Washington Events, interlopers and policy mishaps and mistakes have taken substantial power from the hands of L. Paul Bremer III in his final two months as President Bush's proconsul in Baghdad. More timid souls would serve out their time in quiet, bitter frustration.
But the creeping marginalization he faces actually gives the strong-willed Bremer a large measure of freedom to act. With so little left to lose in terms of operational power, he is more free to speak out and to salvage something from his original high hopes of pointing post-Baathist Iraq toward constitutional democracy and stability.
Those goals, which seemed to grow more distant through the cruel and bloody month of April, are still attainable. But they are endangered by a recent wavering in U.S. commitment and strategy, which surfaced most openly last weekend in the decision to enlist a notorious Baathist ex-general to restore order in Fallujah.
Jassim Mohammed Saleh, who commanded units that mounted pogroms against Kurds and Iraqi Shiites in the 1990s, was brought to U.S. commanders in Fallujah by CIA operatives who are forming Iraq's new intelligence service. Saleh's appointment, which has since been withdrawn, was reportedly made without Bremer's knowledge or without being cleared at the Pentagon.
It is hard to think of a gesture that could more effectively undermine the moral claims the Bush administration made in justifying regime change in Iraq -- especially coming on the heels of legitimate global outrage over evidence of the abuse of Iraqi prisoners by U.S. personnel at Abu Ghraib prison.
The campaign to rehabilitate lower-level Baathist military commanders and political figures -- to buy calm in the rebellious Sunni heartland -- is a long-time favorite of the CIA and its Iraqi clients. But it is also a direct attack on the strong de-Baathification decree issued by Bremer in what is probably his most significant political accomplishment.
Bremer has also visibly withdrawn to the sidelines as U.N. envoy Lakhdar Brahimi has been given free rein by the White House to choose and install an interim Cabinet of Iraqi technocrats on June 30, when the occupation symbolically ends and Bremer leaves for home and retirement from government service.
But the American administrator has time before then to shape events and certainly to share some hard truths about Iraq with those who will follow him and with an American nation that has begun to wonder if the Bush administration knows what it is doing in Iraq.
Bremer's fate since being rushed to Baghdad last summer to run the Coalition Provisional Authority (CPA) reflects in many ways the troubled arc of the U.S. occupation of Iraq. The former diplomat and counterterrorism expert personifies all of America's good intentions, brash attitudes and manifest shortcomings in Iraq.

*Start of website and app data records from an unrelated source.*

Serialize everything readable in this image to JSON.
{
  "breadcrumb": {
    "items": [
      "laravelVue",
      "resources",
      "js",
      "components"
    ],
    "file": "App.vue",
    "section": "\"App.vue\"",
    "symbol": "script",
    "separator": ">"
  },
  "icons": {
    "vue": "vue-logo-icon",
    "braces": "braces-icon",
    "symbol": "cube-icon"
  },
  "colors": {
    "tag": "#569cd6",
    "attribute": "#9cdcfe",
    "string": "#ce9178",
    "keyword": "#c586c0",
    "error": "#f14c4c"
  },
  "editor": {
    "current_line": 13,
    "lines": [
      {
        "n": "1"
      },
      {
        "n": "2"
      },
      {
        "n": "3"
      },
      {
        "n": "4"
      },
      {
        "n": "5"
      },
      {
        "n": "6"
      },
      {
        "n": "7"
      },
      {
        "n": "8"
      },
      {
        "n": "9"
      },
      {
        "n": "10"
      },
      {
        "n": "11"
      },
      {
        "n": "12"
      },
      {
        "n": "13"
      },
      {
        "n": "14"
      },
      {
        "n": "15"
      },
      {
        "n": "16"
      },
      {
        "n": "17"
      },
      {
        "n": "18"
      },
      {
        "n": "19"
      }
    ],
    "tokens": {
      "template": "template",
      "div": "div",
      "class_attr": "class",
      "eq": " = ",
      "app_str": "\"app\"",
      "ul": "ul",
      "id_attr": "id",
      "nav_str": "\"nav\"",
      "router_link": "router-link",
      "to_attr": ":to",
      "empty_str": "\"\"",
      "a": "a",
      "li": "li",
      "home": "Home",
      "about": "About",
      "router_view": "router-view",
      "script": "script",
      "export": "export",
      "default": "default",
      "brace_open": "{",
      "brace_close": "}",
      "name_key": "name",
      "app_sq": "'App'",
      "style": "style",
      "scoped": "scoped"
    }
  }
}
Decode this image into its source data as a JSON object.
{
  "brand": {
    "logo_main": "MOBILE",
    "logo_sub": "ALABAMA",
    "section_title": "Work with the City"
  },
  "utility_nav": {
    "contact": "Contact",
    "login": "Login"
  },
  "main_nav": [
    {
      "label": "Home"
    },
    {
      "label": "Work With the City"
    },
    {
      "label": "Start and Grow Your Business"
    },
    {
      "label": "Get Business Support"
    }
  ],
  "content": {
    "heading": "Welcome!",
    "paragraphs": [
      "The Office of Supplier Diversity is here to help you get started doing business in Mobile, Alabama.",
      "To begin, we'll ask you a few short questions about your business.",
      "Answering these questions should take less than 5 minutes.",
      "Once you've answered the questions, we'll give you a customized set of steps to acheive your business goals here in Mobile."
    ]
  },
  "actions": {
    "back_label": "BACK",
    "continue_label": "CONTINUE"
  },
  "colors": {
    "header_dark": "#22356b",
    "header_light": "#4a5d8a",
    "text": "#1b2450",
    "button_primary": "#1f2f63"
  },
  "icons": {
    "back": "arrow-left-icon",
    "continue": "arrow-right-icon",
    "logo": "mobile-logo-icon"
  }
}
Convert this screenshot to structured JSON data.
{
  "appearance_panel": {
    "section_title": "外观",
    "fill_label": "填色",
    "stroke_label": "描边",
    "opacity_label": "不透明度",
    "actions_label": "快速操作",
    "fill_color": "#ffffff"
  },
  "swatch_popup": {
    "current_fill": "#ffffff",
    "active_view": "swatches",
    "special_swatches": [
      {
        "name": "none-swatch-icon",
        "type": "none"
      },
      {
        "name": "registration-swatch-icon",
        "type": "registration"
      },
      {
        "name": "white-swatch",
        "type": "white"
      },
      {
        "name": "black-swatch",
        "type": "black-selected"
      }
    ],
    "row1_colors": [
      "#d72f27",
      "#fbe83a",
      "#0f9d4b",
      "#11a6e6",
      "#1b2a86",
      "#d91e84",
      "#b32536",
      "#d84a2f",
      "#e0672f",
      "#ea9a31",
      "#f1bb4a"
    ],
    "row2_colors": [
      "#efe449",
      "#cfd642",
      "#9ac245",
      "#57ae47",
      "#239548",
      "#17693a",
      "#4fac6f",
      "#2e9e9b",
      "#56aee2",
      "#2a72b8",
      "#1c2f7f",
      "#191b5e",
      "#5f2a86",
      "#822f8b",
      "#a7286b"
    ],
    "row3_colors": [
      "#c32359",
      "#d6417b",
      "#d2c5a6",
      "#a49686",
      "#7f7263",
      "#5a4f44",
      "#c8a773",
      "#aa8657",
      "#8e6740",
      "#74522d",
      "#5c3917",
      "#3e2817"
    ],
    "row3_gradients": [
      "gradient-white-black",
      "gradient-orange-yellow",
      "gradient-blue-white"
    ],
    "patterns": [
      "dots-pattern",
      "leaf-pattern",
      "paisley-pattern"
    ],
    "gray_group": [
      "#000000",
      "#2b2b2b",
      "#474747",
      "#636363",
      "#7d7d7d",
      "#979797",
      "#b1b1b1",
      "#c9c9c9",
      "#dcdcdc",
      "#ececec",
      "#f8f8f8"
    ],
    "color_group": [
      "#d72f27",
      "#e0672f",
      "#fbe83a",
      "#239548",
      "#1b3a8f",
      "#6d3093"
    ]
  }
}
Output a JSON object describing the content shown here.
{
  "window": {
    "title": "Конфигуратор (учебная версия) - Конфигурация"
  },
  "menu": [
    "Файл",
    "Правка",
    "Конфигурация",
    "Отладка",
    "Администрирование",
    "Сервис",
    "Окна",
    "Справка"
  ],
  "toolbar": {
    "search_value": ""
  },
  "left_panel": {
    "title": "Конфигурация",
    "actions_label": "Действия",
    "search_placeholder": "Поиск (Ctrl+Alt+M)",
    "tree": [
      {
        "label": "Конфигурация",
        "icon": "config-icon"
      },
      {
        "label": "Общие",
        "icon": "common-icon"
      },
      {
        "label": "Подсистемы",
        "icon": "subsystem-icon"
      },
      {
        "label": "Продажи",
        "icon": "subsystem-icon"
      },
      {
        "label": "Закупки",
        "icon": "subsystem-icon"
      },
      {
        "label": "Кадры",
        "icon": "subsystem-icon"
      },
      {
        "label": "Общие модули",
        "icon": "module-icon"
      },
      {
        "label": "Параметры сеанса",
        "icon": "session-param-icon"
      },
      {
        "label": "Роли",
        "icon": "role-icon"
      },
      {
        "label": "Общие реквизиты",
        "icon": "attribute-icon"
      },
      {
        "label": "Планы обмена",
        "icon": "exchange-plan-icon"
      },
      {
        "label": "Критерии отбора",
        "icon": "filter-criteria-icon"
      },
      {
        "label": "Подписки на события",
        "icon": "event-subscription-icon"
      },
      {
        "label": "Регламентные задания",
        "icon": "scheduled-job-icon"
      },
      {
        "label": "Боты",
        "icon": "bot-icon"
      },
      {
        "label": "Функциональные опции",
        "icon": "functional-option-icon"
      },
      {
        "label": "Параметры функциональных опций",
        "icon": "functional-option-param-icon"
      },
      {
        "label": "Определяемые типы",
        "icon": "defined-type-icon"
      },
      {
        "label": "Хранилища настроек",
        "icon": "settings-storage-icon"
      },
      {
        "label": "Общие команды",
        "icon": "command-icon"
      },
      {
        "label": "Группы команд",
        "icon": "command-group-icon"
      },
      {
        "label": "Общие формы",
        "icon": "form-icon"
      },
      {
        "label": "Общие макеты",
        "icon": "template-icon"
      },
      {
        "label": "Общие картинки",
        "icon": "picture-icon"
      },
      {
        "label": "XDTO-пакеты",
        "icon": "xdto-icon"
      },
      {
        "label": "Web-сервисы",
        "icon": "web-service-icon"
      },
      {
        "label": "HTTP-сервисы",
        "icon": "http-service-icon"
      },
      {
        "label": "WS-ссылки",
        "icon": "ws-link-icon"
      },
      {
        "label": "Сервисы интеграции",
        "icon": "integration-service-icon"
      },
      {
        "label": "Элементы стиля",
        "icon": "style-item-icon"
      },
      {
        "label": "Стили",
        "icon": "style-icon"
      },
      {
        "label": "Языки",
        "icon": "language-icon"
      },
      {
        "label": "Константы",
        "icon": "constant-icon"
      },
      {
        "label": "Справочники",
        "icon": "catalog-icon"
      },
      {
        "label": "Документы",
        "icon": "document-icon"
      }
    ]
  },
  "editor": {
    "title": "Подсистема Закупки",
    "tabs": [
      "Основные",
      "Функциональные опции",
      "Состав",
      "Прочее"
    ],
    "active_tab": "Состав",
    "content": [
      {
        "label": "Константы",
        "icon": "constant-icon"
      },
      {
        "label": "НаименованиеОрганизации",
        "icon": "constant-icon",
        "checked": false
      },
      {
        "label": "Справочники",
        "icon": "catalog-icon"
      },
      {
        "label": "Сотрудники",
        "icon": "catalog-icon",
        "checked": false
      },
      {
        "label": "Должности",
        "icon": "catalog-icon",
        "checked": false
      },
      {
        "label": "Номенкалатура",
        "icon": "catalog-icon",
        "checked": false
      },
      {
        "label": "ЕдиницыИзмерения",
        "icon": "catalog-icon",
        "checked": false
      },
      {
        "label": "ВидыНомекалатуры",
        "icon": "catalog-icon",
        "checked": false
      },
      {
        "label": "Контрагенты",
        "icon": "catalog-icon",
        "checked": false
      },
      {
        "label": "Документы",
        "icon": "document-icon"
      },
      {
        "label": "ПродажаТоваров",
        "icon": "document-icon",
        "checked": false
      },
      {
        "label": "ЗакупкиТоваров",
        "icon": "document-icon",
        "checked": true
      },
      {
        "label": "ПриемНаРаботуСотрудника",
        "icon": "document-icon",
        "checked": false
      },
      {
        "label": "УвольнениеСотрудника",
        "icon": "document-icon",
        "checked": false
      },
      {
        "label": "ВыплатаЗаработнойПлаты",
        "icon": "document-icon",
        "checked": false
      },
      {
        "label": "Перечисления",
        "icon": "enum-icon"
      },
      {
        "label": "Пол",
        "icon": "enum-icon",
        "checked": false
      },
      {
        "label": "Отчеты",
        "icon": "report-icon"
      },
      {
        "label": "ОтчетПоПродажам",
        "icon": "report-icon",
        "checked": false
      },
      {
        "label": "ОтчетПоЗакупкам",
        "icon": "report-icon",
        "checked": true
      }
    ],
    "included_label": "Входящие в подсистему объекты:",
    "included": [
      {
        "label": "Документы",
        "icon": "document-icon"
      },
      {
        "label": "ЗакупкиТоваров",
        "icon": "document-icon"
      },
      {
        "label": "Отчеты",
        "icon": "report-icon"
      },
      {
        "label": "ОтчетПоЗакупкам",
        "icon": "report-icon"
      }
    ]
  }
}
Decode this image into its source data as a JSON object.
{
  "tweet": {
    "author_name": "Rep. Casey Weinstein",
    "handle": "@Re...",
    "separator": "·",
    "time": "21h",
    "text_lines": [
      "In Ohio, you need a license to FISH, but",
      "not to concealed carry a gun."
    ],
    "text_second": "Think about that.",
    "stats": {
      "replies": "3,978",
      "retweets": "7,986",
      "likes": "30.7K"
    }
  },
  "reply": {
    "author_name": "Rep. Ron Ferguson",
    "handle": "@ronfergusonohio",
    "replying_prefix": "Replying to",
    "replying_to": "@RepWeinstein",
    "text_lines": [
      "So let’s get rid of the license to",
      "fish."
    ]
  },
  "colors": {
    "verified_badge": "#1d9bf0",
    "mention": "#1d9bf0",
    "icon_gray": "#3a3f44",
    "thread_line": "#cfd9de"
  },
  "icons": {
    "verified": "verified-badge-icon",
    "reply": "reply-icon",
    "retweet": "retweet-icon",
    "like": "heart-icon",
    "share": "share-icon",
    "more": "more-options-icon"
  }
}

Bremer, like this administration, began with unshakable self-confidence. That quality initially helped halt a slide to disorder in the aftermath of the U.S. invasion. But it also allowed no space for advice or criticism from others. Reluctant to turn over real authority even to his own American or British aides, Bremer distrusted and publicly disparaged the Iraqi politicians he appointed to the Governing Council. They were quick to return the favor.
He wound up being unable to work with or without the council, or to develop a political alternative to it for the future. He abandoned a complex caucus election plan when the Shiites rebelled. His bid for a legacy of relative stability went up in flames in Fallujah and Najaf, where revolts consumed the Iraqi security units created on Bremer's watch.
And in Washington, control of the occupation gradually shifted from Defense Secretary Don Rumsfeld, with whom Bremer worked smoothly, to the White House. Brahimi and U.N. involvement were then used to pre-empt criticism from Democrats on the campaign trail and to maneuver around Bremer on de-Baathification and the political future of Iraq.
Bremer "is a control freak," says a former U.S. official who is one of his greatest admirers. "Put him in a hierarchy and he will bend it to your needs and purposes. But the formlessness of that society and the necessary ambiguities people practice to survive there must be driving him crazy."
Like many proconsuls dispatched to the Third World before him, Bremer has pursued the illusion of absolute control in circumstances that permit no such thing. He has done so relentlessly, but fruitlessly and at a high cost to all involved.
Bremer cannot burnish a stellar reputation by leaving Iraq saying that it all worked out fine. History and the immediate future demand his candor and his renewed commitment to keeping the murderers and torturers from regaining power.
Jim Hoagland is a columnist for Washington Post Writers Group.